AIM OF THE TASK — Where a line of the entries holds the string "true", copy that line.

(Dataset rows describing interfaces)
[Start of Attachment]

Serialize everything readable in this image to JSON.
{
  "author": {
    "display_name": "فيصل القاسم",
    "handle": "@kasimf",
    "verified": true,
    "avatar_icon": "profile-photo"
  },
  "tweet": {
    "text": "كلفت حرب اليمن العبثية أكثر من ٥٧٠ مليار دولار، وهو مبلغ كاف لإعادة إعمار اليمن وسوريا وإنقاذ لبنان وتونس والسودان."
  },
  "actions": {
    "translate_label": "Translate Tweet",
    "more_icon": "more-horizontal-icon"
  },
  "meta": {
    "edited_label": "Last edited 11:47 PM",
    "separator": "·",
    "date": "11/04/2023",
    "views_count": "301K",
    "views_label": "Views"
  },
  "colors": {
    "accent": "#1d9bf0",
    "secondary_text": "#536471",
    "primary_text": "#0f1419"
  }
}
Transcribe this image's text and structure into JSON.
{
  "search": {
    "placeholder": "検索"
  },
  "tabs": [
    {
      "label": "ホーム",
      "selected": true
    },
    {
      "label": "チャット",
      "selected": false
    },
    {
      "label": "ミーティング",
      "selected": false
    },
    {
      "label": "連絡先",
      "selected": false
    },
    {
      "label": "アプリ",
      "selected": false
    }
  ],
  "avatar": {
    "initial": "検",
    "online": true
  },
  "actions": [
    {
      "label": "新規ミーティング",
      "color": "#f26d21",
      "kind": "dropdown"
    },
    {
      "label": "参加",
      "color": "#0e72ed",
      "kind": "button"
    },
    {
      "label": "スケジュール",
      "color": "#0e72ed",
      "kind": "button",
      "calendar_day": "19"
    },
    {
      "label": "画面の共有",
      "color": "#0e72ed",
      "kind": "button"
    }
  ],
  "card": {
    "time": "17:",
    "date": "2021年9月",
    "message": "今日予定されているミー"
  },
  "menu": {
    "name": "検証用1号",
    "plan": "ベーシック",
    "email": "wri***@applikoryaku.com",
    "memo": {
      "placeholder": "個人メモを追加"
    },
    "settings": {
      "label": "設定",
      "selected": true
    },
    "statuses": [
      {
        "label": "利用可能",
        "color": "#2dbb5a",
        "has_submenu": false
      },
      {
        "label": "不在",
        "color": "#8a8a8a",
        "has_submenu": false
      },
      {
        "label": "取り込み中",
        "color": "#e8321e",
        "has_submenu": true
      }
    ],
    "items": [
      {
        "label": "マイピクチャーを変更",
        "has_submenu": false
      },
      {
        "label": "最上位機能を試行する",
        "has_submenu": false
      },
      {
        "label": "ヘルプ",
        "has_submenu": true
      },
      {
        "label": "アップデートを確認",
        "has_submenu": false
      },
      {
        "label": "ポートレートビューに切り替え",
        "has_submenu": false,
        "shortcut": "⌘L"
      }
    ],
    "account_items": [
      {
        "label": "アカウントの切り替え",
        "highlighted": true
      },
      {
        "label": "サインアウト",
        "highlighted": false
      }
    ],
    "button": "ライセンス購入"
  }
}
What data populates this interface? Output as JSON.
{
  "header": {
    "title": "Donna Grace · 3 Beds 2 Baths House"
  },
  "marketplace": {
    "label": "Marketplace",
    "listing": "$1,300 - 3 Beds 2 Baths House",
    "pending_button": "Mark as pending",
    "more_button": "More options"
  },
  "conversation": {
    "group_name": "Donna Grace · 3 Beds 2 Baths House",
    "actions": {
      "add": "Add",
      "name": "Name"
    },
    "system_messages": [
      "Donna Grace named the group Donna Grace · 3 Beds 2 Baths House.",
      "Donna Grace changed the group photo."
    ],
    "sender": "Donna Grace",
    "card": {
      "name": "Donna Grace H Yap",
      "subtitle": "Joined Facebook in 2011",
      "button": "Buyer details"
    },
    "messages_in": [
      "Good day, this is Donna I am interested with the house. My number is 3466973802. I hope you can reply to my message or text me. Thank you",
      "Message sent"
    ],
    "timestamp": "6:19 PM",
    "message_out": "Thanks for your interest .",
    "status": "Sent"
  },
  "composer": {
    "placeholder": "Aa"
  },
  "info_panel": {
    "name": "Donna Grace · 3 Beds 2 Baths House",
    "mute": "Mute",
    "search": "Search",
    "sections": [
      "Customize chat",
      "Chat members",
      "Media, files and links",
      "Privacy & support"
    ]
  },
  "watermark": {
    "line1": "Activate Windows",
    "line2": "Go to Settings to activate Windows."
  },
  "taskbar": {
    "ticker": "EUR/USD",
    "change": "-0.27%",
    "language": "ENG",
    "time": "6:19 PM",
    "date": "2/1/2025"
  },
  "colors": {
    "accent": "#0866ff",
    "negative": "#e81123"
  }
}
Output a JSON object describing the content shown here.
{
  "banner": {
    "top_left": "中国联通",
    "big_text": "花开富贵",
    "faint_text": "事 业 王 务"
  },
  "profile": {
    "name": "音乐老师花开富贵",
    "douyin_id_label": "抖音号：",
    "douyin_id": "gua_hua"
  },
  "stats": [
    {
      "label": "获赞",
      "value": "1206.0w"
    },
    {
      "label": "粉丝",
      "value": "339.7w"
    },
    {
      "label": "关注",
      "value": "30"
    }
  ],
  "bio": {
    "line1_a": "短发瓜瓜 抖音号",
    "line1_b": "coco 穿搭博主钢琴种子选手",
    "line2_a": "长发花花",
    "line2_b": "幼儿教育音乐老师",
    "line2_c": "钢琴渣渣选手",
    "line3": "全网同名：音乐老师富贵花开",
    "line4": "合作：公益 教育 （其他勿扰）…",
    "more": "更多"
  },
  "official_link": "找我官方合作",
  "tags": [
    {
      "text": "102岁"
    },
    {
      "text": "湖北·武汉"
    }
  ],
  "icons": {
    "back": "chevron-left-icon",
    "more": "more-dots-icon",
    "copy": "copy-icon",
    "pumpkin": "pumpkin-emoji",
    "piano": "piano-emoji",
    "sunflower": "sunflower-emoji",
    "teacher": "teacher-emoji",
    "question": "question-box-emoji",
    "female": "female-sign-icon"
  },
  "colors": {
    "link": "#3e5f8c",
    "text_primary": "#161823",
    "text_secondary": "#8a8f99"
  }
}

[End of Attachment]

RESPONSE TO THIS TASK —
    "verified": true,
      "selected": true
    "online": true
      "selected": true
        "has_submenu": true
        "has_submenu": true
        "highlighted": true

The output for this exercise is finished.